    Mitchell AL, Attwood TK, Babbitt PC, Blum M, Bork P, Bridge A, Brown SD, Chang HY, El-Gebali S, Fraser MI, Gough J, Haft DR, Huang H, Letunic I, Lopez R, Luciani A, Madeira F, Marchler-Bauer A, Mi H, Natale DA, Necci M, Nuka G, Orengo C, Pandurangan AP, Paysan-Lafosse T, Pesseat S, Potter SC, Qureshi MA, Rawlings ND, Redaschi N, Richardson LJ, Rivoire C, Salazar GA, Sangrador-Vegas A, Sigrist CJA, Sillitoe I, Sutton GG, Thanki N, Thomas PD, Tosatto SCE, Yong SY, Finn RD. Mitchell AL, et al. Nucleic Acids Res. 2019 Jan 8;47(D1):D351-D360. doi: 10.1093/nar/gky1100. Nucleic Acids Res. 2019. PMID: 30398656 Free PMC article.
  • The InterPro protein families database: the classification resource after 15 years.
    Mitchell A, Chang HY, Daugherty L, Fraser M, Hunter S, Lopez R, McAnulla C, McMenamin C, Nuka G, Pesseat S, Sangrador-Vegas A, Scheremetjew M, Rato C, Yong SY, Bateman A, Punta M, Attwood TK, Sigrist CJ, Redaschi N, Rivoire C, Xenarios I, Kahn D, Guyot D, Bork P, Letunic I, Gough J, Oates M, Haft D, Huang H, Natale DA, Wu CH, Orengo C, Sillitoe I, Mi H, Thomas PD, Finn RD. Mitchell A, et al. Nucleic Acids Res. 2015 Jan;43(Database issue):D213-21. doi: 10.1093/nar/gku1243. Epub 2014 Nov 26. Nucleic Acids Res. 2015. PMID: 25428371 Free PMC article.
  • InterPro protein classification.
    McDowall J, Hunter S. McDowall J, et al. Methods Mol Biol. 2011;694:37-47. doi: 10.1007/978-1-60761-977-2_3. Methods Mol Biol. 2011. PMID: 21082426
  • In silico characterization of proteins: UniProt, InterPro and Integr8.
    Mulder NJ, Kersey P, Pruess M, Apweiler R. Mulder NJ, et al. Mol Biotechnol. 2008 Feb;38(2):165-77. doi: 10.1007/s12033-007-9003-x. Epub 2007 Oct 4. Mol Biotechnol. 2008. PMID: 18219596 Review.
  • The apoptosis database.
    Doctor KS, Reed JC, Godzik A, Bourne PE. Doctor KS, et al. Cell Death Differ. 2003 Jun;10(6):621-33. doi: 10.1038/sj.cdd.4401230. Cell Death Differ. 2003. PMID: 12761571 Review.
See all similar articles

Cited by 478 articles

See all "Cited by" articles

References

    1. Mardis E.R. The $1,000 genome, the $100,000 analysis?
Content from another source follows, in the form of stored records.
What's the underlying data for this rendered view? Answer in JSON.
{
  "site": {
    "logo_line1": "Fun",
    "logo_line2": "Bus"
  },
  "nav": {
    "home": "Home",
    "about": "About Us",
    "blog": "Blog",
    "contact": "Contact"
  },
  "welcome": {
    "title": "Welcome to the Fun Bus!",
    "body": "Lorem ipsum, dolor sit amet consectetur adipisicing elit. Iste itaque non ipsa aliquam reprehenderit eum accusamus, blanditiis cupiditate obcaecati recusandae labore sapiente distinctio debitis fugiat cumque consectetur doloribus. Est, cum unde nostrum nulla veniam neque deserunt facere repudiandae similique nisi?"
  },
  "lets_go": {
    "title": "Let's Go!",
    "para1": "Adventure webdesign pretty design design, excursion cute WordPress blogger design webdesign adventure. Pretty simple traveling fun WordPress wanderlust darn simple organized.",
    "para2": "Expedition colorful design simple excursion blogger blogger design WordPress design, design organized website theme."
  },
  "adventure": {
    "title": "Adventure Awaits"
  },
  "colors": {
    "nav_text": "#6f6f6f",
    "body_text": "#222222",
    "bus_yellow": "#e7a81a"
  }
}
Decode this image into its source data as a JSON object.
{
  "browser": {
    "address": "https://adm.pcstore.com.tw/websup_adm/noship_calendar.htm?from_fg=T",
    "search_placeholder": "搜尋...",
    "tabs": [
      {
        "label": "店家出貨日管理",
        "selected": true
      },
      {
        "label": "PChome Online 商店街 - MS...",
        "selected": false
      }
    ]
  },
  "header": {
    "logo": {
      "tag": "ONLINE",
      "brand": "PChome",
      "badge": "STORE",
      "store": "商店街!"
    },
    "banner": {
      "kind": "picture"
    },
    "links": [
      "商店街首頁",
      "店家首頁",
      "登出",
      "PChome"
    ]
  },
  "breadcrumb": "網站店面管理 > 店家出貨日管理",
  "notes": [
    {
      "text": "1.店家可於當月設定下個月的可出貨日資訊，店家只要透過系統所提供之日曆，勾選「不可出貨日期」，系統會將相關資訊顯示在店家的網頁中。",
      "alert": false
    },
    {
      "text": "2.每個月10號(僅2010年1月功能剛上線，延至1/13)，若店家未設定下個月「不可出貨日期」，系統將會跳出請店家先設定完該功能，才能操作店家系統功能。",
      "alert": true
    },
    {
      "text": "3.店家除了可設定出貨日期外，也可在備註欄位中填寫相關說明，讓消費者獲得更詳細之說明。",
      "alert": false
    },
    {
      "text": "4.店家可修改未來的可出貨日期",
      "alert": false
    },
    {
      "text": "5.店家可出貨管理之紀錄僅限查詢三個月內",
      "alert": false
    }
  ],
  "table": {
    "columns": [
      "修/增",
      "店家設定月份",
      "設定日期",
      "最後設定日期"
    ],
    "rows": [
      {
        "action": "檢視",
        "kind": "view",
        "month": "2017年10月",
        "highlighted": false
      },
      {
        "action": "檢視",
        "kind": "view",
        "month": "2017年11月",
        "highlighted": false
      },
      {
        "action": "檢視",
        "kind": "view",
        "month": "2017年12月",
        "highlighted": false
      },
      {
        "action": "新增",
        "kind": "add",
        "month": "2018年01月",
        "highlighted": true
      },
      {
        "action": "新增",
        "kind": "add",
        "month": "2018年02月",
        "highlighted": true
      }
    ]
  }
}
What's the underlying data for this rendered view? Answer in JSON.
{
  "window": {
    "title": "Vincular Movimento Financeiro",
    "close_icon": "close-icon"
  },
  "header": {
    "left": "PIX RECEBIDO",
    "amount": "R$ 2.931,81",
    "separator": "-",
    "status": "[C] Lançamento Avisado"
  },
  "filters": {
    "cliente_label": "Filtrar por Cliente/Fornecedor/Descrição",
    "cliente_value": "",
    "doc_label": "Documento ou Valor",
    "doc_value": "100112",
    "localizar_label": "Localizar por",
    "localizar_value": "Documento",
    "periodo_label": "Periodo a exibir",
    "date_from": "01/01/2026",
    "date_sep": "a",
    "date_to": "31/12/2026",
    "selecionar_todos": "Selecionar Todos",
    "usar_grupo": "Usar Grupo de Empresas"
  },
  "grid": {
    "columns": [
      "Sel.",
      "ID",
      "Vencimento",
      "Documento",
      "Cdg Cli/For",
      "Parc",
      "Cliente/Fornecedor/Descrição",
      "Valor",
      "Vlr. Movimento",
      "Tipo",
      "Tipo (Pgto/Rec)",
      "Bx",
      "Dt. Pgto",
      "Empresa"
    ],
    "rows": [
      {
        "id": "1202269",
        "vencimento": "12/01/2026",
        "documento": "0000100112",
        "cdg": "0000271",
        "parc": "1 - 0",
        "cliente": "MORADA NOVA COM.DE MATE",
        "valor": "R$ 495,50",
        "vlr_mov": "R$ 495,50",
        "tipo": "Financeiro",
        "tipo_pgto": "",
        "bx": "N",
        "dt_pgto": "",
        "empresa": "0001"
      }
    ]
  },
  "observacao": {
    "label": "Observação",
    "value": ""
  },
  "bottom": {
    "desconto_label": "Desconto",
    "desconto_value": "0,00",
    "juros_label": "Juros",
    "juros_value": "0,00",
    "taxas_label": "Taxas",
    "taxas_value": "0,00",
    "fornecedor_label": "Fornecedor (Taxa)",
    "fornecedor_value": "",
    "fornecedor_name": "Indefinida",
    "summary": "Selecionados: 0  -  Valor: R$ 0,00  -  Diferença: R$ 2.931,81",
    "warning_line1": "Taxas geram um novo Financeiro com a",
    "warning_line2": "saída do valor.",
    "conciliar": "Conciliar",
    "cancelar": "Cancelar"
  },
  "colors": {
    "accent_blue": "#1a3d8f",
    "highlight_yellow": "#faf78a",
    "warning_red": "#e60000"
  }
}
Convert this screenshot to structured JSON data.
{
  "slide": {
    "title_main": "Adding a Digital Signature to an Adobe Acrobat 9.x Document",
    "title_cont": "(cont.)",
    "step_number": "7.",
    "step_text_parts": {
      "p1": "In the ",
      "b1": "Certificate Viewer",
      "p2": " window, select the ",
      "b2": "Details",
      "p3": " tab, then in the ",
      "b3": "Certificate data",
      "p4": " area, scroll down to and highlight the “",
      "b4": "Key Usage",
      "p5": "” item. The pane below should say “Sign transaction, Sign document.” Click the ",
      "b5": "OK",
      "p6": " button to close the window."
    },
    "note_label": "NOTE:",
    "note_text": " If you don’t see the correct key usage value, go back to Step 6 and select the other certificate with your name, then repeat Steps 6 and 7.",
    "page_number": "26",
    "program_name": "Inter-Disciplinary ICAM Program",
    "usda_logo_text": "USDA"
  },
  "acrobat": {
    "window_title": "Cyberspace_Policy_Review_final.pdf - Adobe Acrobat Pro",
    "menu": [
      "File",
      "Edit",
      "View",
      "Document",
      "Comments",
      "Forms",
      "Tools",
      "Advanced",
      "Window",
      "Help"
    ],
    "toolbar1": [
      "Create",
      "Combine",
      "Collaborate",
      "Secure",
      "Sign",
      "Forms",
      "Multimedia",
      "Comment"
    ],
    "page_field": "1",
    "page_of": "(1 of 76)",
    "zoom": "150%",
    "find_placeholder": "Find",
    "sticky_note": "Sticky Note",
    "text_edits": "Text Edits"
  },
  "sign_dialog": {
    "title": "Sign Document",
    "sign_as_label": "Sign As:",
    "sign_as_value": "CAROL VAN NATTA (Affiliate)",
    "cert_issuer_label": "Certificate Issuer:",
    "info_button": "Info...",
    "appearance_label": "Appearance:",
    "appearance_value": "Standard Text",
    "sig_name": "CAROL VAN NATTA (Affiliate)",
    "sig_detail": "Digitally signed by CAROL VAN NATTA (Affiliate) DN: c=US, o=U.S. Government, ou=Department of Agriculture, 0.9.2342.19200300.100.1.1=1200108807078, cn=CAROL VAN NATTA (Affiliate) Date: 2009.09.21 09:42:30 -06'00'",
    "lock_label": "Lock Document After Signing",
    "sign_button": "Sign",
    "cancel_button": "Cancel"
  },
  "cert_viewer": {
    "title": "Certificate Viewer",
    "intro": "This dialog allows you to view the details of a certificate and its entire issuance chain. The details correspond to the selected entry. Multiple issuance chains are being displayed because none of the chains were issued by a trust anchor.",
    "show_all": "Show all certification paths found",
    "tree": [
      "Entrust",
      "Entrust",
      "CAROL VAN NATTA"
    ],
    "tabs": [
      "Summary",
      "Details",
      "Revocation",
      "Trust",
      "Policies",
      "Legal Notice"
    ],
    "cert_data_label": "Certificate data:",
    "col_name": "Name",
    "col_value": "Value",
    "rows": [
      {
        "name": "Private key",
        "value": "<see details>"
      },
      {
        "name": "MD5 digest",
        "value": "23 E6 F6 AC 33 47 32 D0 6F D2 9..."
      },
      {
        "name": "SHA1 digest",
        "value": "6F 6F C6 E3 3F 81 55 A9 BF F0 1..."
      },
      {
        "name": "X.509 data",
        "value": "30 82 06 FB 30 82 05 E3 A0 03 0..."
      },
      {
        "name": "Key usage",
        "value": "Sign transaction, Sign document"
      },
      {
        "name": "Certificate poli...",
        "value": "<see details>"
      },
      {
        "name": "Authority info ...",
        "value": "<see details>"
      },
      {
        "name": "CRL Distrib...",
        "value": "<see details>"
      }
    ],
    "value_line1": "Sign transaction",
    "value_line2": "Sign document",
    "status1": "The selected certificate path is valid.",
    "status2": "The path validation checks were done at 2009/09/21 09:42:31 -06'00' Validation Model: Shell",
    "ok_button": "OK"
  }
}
Genome Med. 2010;2:84. - PMC - PubMed
    1. Galperin M.Y., Koonin E.V. From complete genome sequence to ‘complete’ understanding? Trends Biotechnol. 2010;28:398–406. - PMC - PubMed
    1. Lam S.D., Dawson N.L., Das S., Sillitoe I., Ashford P., Lee D., Lehtinen S., Orengo C.A., Lees J.G. Gene3D: expanding the utility of domain assignments. Nucleic Acids Res. 2016;44:D404–D409. - PMC - PubMed
    1. Pedruzzi I., Rivoire C., Auchincloss A.H., Coudert E., Keller G., de Castro E., Baratin D., Cuche B.A., Bougueleret L., Poux S., et al. HAMAP in 2015: updates to the protein family classification and annotation system. Nucleic Acids Res. 2015;43:D1064–D1070. - PMC - PubMed
    1. Mi H., Poudel S., Muruganujan A., Casagrande J.T., Thomas P.D. PANTHER version 10: expanded protein families and functions, and analysis tools. Nucleic Acids Res. 2016;44:D336–D342. - PMC - PubMed

Publication types

Feedback